___ Supplied entries ___

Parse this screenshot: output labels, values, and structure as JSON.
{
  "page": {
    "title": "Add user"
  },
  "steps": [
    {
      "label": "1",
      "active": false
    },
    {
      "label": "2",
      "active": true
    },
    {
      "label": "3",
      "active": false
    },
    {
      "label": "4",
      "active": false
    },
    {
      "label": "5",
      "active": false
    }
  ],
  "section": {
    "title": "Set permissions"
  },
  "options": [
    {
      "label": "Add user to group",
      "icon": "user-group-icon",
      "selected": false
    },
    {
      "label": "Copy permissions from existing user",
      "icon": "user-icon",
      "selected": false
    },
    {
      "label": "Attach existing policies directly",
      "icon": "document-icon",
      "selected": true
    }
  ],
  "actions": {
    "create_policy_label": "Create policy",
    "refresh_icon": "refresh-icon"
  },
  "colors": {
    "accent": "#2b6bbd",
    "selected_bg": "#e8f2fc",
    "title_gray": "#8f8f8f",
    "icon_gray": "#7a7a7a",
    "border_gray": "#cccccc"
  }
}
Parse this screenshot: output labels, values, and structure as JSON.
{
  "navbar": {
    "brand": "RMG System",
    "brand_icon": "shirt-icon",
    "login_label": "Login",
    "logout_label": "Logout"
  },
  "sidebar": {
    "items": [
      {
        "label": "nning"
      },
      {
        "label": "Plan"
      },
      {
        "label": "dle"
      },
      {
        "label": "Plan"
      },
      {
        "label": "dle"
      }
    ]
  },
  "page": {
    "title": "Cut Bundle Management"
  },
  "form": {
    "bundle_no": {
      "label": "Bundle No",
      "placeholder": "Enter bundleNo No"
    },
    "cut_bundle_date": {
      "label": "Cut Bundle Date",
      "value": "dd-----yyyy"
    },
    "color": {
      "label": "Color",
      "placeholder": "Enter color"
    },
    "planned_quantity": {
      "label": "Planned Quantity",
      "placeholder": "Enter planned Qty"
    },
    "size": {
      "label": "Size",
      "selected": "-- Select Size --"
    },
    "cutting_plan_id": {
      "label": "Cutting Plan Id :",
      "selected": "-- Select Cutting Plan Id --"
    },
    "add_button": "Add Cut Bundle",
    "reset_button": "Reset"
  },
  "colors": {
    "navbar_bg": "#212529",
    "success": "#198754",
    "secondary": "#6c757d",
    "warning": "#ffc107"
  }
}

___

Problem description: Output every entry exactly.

Problem solution:
Parse this screenshot: output labels, values, and structure as JSON.
{
  "page": {
    "title": "Add user"
  },
  "steps": [
    {
      "label": "1",
      "active": false
    },
    {
      "label": "2",
      "active": true
    },
    {
      "label": "3",
      "active": false
    },
    {
      "label": "4",
      "active": false
    },
    {
      "label": "5",
      "active": false
    }
  ],
  "section": {
    "title": "Set permissions"
  },
  "options": [
    {
      "label": "Add user to group",
      "icon": "user-group-icon",
      "selected": false
    },
    {
      "label": "Copy permissions from existing user",
      "icon": "user-icon",
      "selected": false
    },
    {
      "label": "Attach existing policies directly",
      "icon": "document-icon",
      "selected": true
    }
  ],
  "actions": {
    "create_policy_label": "Create policy",
    "refresh_icon": "refresh-icon"
  },
  "colors": {
    "accent": "#2b6bbd",
    "selected_bg": "#e8f2fc",
    "title_gray": "#8f8f8f",
    "icon_gray": "#7a7a7a",
    "border_gray": "#cccccc"
  }
}
Parse this screenshot: output labels, values, and structure as JSON.
{
  "navbar": {
    "brand": "RMG System",
    "brand_icon": "shirt-icon",
    "login_label": "Login",
    "logout_label": "Logout"
  },
  "sidebar": {
    "items": [
      {
        "label": "nning"
      },
      {
        "label": "Plan"
      },
      {
        "label": "dle"
      },
      {
        "label": "Plan"
      },
      {
        "label": "dle"
      }
    ]
  },
  "page": {
    "title": "Cut Bundle Management"
  },
  "form": {
    "bundle_no": {
      "label": "Bundle No",
      "placeholder": "Enter bundleNo No"
    },
    "cut_bundle_date": {
      "label": "Cut Bundle Date",
      "value": "dd-----yyyy"
    },
    "color": {
      "label": "Color",
      "placeholder": "Enter color"
    },
    "planned_quantity": {
      "label": "Planned Quantity",
      "placeholder": "Enter planned Qty"
    },
    "size": {
      "label": "Size",
      "selected": "-- Select Size --"
    },
    "cutting_plan_id": {
      "label": "Cutting Plan Id :",
      "selected": "-- Select Cutting Plan Id --"
    },
    "add_button": "Add Cut Bundle",
    "reset_button": "Reset"
  },
  "colors": {
    "navbar_bg": "#212529",
    "success": "#198754",
    "secondary": "#6c757d",
    "warning": "#ffc107"
  }
}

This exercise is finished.